**AIM OF THE EXERCISE**
Copy every line from the records below that holds the word "desc".

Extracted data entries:
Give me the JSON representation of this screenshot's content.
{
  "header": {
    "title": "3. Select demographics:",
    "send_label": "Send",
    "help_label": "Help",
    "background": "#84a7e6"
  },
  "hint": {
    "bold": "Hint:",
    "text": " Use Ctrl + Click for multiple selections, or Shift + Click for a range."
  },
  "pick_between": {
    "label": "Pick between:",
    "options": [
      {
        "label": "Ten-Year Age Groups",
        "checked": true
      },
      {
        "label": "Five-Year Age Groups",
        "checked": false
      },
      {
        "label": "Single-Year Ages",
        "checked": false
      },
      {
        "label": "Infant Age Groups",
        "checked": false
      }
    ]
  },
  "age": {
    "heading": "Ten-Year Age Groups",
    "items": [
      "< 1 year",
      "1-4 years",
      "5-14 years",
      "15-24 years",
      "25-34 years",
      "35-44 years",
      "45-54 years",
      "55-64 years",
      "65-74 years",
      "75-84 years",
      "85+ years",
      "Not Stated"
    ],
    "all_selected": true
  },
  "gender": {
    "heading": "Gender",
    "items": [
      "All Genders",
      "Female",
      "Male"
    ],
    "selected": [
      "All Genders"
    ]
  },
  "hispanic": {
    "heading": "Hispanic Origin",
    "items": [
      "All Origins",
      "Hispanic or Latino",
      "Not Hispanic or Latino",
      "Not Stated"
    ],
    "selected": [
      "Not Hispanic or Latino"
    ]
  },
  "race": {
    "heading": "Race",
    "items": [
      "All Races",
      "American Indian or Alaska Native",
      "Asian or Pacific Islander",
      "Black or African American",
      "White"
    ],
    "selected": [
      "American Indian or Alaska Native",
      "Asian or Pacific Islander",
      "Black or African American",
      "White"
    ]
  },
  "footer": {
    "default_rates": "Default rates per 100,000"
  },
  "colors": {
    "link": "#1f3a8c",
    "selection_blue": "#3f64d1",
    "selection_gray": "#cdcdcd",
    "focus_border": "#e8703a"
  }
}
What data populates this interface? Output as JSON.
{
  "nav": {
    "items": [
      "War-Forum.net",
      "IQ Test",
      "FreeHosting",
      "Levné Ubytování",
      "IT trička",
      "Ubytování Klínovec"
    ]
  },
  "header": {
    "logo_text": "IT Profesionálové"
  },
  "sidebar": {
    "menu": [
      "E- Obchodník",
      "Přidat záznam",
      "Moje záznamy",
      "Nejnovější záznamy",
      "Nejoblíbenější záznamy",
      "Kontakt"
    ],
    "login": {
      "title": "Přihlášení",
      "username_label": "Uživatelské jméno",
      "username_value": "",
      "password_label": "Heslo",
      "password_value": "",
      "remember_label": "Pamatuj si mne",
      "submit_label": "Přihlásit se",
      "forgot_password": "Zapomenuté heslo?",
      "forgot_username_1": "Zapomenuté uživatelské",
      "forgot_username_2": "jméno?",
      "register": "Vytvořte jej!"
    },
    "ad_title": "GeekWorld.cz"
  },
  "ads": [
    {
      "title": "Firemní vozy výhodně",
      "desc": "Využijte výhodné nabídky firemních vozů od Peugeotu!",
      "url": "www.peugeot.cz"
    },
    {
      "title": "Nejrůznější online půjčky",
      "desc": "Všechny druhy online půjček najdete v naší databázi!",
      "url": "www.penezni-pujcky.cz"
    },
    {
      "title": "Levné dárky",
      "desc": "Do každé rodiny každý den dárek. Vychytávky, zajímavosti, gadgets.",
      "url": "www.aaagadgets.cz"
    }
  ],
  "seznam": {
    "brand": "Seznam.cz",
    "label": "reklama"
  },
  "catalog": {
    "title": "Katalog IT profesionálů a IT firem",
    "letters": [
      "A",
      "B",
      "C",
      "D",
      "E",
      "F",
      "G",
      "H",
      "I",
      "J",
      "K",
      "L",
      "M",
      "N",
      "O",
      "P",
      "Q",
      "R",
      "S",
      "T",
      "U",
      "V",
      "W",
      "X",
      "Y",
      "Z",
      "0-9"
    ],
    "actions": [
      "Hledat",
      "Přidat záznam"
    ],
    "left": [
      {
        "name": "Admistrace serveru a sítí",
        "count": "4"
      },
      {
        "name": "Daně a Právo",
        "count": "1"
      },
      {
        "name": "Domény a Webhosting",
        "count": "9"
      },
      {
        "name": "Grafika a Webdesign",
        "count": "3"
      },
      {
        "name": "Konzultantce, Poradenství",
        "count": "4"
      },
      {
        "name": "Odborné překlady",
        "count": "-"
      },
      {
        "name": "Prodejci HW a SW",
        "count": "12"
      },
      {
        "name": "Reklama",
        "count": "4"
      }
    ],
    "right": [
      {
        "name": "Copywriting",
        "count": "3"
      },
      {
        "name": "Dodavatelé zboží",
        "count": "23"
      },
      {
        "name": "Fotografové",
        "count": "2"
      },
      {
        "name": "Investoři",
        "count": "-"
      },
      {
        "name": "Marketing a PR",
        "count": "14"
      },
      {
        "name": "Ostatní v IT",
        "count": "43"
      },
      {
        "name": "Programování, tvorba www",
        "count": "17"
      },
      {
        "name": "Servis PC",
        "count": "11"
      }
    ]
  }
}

**TASK RESULT**
      "desc": "Využijte výhodné nabídky firemních vozů od Peugeotu!",
      "desc": "Všechny druhy online půjček najdete v naší databázi!",
      "desc": "Do každé rodiny každý den dárek. Vychytávky, zajímavosti, gadgets.",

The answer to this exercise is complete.